As part of BoneFix’s continued evaluation of adaptable light-cured implants for bone fixation, surgeons Thomas Colding-Rasmussen and Christian Wong from RegionH in Copenhagen decided to investigate the novel concept from a usability perspective. Five surgeons with varying degrees of experience were gathered together and taught how to make fixation patches for the first time. The reproducibility of the procedure and the learning curve of each surgeon were investigated by evaluating the mechanical properties of the resulting patches, with support from Peter Schwarzenberg from AO Research Institute Davos (ARI).
From a surgeon’s point of view any new technology should be safe and effective as well as easy to use in current practice. In the case of light-cured composites for fracture fixation, their intrinsic adaptability could certainly be an advantage; however, it induces an aspect of uncertainty given that surgeons will customize patient specific fixation plates during surgery.
To ensure that a new technology is incorporated into everyday practice there must be supportive evidence that the application and curing procedure is not too complicated and that the final plate ensures sufficient support of the fracture.
The aim of the usability study is to establish a baseline on what to expect when transferring the fixation concept from research to end-users.

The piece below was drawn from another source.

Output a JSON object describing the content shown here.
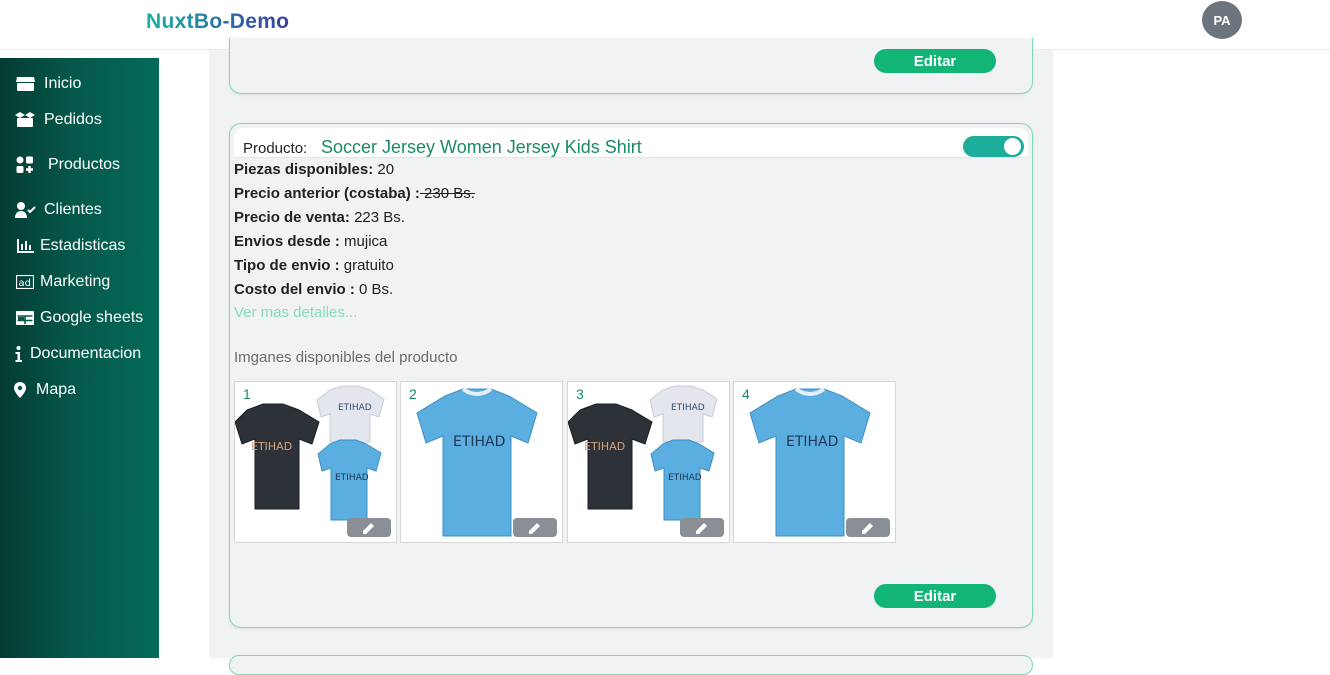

The study is expected to reveal important insights into potential end user variability.
Visiting the site as technology experts were also the BoneFix partners Jorge San Jacinto Garcia PhD-student at KTH Royal Institute of Technology and Ulrik Birgersson Head of Clinical and Medical Affairs at Biomedical Bonding AB (BMB).
On the picture, from left: Thomas Colding-Rasmussen (Region H), Jorge San Jacinto Garcia (KTH), Peter Schwarzenberg (ARI) and Ulrik Birgersson (BMB).